I never "got" Reggae until a Jamaican room-mate convinced us all to go see it. Suddenly it made sense to me, musically.
"Shine" (1996) starring Geoffrey Rush, a bio-pic - "Pianist David Helfgott, driven by his father and teachers, has a breakdown. Years later he returns to the piano, to popular if not critical acclaim."
"Stomp Out Loud" (1997) - "Stomp Out Loud is a series of instrumental musical vignettes exploring found instruments and the music in our everyday lives. The sound of sweeping. Broomsticks clacking against each other. Trash can drums. Water splashing.
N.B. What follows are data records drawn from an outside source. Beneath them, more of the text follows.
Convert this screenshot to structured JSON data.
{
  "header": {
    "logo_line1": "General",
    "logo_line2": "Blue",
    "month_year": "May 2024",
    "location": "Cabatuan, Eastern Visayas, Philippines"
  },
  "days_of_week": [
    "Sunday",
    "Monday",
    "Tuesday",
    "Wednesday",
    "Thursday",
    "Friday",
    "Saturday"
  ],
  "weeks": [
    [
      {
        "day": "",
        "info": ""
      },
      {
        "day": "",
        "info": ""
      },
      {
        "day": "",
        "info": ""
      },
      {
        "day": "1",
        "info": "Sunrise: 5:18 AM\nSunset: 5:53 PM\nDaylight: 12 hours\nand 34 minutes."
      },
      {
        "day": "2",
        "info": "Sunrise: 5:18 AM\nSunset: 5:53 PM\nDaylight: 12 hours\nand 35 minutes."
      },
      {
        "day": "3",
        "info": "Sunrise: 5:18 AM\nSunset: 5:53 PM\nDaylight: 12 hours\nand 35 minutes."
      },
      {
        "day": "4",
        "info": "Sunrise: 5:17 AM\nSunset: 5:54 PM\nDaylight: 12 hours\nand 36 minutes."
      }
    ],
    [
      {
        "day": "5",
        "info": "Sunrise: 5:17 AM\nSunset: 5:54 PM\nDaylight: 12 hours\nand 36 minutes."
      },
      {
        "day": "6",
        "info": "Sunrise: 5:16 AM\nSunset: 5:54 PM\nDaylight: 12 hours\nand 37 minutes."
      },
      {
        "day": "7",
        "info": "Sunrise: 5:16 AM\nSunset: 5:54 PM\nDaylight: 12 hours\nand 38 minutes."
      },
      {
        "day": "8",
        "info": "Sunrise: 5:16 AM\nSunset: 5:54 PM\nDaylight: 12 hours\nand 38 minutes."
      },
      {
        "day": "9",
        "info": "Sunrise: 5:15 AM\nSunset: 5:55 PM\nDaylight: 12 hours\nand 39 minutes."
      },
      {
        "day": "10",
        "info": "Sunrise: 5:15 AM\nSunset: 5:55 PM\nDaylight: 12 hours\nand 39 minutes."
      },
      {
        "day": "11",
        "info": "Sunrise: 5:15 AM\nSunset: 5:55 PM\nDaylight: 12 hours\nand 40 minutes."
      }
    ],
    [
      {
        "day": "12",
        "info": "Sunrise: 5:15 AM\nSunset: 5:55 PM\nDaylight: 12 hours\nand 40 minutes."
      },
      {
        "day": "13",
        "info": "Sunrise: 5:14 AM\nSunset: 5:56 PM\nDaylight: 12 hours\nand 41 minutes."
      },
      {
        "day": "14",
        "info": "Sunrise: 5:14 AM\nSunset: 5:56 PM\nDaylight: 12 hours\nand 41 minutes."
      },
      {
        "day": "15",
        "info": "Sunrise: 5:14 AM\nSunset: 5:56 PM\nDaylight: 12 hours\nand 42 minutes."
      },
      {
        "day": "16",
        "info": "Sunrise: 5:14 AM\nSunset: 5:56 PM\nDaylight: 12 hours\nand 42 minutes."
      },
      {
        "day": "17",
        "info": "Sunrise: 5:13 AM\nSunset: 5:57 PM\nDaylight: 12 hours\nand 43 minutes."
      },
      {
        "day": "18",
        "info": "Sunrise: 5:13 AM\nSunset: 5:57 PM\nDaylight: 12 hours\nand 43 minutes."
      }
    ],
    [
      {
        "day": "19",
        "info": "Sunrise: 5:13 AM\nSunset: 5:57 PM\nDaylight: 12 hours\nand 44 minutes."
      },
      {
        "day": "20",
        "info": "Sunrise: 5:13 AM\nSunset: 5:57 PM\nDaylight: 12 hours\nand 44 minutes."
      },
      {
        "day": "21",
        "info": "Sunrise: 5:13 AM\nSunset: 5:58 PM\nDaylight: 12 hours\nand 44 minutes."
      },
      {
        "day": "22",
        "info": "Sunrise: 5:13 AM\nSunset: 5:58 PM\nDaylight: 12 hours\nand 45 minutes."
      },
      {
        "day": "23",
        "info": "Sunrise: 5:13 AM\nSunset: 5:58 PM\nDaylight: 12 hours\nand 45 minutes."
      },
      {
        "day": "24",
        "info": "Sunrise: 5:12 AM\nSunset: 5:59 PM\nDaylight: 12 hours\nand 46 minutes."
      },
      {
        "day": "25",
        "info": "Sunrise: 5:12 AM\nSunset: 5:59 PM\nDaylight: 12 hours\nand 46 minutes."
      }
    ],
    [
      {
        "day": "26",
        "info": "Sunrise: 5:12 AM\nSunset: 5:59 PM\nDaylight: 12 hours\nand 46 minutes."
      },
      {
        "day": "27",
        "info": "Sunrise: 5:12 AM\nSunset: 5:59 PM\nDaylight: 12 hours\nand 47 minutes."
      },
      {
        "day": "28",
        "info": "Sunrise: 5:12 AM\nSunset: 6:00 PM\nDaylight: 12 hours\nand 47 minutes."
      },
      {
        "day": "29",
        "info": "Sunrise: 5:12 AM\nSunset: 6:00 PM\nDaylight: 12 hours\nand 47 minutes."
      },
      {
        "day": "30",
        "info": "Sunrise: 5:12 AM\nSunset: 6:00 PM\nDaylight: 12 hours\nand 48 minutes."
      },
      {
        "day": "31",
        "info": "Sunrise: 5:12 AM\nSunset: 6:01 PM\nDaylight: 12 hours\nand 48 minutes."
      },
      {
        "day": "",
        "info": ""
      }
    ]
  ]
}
In Stomp Out Loud, professional musicians find and explore the music in the unlikeliest places, resulting in complex rhythms and one of the most interesting concerts ever performed."
One of my favourite bits is some people playing cards, slapping the cards down in a rhythm.
Just off the top of my head, "The Girl Can't Help It" (amazing 50s pop stars at their height) and "That Thing You Do" about a fictional band managed by Tom Hanks, which reminded me of why I wanted to play electric guitar and join a band in the first place.
Ever seen ‘Once‘ or ‘The Commitments’?